We often talk about the ‘shelf of shame’ in this hobby – the growing collections of games we bought but never played. Really though, the shelf of shame is actually a shelf of sadness. It’s the collection that you bought for the person you can never be – the person with infinite time that is surrounded by friends with equally infinite time and compatible appetites for play. One thing they never pack into the box is the time to appreciate what you’ve just bought. That’s a precious currency and it all comes from the same fixed and ever shrinking budget. That budget is also being spent on building a career, a family (for some) and finding some meaningful time for yourself. What’s left over at the end – that’s all you can realistically afford for more frivolous pursuits.
I’ve spoken myself a number of times about the conspicuous consumption in this hobby, and I maintain it is a massive problem that is exacerbating these issues by forcing ever greater numbers of games into the marketplace. I’m less inclined to think of it as an issue of greed and capitalism though. I think it’s driven in a large part by a kind of animal panic about the scarcity of time. We don’t buy time when we buy things, but you know… you can kind of convince yourself you do.
We should be demanding games justify every minute they ask of us, but we’re not there as a hobby. We’re at the stage where we buy games designed by people like us, but for people like we used to be. It’s a largely middle-aged hobby that acts as if everyone has the same richness of time as an eight year old. Some people will actually have that time, and I’m overwhelmingly jealous. I feel though that many games don’t realise how profoundly unwelcoming those play-times are.
I’m not really arguing for a solution here, other than perhaps for us all to be more critical of how much time we spend to get the fun out of a game.

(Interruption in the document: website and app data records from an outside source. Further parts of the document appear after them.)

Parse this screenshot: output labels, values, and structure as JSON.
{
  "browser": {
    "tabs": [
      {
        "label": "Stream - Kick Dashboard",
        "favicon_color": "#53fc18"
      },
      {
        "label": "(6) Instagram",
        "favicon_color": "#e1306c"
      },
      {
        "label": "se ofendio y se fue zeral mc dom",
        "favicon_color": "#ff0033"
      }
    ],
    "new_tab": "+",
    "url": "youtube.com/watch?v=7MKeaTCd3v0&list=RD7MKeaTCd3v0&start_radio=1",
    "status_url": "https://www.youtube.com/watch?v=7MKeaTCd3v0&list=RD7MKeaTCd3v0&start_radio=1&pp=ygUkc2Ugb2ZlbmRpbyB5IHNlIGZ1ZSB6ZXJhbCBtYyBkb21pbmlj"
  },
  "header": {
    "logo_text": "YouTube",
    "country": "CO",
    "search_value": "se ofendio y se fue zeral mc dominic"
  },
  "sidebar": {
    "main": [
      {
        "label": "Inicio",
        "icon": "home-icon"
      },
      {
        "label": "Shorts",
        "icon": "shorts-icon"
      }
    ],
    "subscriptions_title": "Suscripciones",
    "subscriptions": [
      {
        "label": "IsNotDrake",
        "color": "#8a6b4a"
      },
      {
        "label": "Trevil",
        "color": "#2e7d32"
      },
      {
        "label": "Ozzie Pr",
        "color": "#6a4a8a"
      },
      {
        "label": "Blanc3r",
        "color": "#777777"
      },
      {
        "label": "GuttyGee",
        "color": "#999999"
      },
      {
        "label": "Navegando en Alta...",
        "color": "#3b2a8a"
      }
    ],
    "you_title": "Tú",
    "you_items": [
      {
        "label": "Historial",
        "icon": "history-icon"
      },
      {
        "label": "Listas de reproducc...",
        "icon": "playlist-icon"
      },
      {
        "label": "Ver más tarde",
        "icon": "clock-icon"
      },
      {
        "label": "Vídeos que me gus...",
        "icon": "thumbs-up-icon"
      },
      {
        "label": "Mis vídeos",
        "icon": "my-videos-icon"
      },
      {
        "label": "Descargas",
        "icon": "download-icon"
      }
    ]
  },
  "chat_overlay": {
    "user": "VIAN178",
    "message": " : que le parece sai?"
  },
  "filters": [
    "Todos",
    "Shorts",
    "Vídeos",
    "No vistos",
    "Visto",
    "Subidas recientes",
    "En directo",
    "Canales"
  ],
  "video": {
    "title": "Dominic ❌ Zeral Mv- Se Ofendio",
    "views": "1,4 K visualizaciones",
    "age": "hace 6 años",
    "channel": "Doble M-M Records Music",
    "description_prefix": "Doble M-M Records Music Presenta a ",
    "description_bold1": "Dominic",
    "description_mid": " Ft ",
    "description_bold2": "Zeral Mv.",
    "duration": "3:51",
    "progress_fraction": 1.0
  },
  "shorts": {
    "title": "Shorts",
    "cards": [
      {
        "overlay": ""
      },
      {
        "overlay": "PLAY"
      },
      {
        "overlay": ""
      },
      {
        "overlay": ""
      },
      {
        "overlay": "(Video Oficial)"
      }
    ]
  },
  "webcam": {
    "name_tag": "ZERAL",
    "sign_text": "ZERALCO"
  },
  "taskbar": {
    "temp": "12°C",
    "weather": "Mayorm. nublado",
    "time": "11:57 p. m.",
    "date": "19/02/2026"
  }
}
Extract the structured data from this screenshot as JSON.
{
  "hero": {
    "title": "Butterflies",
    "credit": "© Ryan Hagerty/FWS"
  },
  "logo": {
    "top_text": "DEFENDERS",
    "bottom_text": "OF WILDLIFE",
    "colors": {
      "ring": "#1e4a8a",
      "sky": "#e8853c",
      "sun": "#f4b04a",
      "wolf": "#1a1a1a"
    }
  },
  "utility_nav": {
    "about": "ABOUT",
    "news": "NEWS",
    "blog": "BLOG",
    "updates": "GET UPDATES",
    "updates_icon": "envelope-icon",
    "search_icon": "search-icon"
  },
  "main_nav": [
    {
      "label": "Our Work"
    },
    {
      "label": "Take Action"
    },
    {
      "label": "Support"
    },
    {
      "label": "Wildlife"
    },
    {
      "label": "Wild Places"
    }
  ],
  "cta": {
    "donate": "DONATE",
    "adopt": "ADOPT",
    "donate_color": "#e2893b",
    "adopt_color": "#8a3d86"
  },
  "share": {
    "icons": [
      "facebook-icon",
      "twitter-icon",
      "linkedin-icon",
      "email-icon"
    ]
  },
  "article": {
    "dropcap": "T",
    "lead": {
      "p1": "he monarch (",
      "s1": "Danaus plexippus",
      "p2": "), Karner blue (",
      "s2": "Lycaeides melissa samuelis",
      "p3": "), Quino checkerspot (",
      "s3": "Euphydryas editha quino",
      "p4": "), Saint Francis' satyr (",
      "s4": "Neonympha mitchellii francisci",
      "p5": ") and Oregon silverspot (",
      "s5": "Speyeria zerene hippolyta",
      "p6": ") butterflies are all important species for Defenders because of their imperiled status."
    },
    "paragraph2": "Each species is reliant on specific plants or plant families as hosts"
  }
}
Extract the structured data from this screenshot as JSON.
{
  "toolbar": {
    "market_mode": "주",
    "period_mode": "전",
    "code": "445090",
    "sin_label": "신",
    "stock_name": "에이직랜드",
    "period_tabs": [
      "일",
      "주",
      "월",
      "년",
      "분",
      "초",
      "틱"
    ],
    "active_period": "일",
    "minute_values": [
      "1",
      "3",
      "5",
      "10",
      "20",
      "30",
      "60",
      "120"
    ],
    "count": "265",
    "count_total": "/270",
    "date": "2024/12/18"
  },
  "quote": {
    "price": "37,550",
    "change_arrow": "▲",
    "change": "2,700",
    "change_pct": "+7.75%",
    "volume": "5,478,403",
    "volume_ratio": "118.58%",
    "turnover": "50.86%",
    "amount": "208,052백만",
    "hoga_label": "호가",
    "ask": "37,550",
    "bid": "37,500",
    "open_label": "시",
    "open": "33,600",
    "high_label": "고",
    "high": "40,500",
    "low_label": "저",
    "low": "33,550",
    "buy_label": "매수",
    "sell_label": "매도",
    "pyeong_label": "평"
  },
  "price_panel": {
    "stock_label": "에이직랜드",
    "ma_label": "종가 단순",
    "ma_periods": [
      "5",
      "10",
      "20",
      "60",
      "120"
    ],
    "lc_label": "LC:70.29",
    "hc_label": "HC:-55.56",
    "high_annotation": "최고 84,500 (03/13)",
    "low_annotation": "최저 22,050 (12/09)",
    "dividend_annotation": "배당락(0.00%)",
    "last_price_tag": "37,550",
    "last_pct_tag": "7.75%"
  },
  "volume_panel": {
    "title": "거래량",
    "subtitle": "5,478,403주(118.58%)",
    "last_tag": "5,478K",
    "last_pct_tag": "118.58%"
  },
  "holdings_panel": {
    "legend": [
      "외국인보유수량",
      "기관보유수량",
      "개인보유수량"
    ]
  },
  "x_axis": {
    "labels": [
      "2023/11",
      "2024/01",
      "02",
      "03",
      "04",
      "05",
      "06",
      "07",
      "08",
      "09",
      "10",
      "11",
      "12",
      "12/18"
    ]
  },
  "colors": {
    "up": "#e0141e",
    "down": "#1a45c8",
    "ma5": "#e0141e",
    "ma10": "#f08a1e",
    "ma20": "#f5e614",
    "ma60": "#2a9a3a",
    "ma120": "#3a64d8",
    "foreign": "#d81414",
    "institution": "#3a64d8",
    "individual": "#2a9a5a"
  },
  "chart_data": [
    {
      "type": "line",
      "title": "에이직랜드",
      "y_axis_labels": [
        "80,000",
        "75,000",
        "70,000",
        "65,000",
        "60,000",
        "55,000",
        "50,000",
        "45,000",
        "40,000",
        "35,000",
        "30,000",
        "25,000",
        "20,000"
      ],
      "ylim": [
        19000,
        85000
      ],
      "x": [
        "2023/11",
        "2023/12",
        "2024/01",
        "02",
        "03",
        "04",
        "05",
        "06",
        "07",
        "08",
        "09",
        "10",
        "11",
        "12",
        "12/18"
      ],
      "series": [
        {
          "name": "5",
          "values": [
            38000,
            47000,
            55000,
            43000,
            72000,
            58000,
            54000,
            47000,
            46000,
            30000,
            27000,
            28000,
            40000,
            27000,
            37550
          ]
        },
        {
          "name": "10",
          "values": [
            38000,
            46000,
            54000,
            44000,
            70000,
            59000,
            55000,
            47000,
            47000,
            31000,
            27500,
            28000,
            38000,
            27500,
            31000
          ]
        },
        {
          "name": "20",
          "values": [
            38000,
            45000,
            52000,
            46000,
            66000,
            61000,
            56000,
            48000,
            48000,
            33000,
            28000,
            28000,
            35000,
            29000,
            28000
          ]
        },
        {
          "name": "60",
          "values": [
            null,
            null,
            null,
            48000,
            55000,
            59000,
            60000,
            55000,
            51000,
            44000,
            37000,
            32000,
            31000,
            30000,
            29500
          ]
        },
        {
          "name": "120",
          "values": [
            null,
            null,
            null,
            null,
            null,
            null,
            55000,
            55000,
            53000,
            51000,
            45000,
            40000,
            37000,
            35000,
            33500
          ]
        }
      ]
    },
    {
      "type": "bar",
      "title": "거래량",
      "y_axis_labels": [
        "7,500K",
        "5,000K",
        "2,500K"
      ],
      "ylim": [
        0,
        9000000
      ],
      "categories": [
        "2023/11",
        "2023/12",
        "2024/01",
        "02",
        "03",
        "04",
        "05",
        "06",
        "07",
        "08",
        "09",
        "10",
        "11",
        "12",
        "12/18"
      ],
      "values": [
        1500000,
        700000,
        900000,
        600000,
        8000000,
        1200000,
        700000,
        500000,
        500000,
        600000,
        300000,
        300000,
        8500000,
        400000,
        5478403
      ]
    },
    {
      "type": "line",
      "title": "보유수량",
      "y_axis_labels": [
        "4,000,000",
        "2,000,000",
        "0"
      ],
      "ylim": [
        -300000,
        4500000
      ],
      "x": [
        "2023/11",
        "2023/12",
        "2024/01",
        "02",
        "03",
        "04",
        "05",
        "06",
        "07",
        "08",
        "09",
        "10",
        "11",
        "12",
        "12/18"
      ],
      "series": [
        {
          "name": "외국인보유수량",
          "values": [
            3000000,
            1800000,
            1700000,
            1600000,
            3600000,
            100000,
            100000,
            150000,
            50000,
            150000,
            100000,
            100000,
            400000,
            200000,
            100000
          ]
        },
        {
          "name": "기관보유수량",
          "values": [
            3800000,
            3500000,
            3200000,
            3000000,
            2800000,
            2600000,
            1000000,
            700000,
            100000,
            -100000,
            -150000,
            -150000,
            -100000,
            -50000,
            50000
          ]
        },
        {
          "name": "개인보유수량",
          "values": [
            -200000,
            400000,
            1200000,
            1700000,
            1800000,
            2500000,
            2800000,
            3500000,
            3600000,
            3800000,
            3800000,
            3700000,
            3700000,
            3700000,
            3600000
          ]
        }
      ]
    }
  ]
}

Maybe it’s not actually a problem at all. It probably isn’t. It’s probably my own elevated levels of stress talking. Really I’m just writing this as a kind of frustrated howl in the wild. Time is the one truly valuable thing that we possess – you can always get more money, but you can never get more time. I feel like a lot of games on my shelves simply don’t care that we’re all on a one-way journey to the grave. They don’t care that there’s a lot of other stuff that needs to get done with the time we have left before we can feel okay about arriving at our final destination.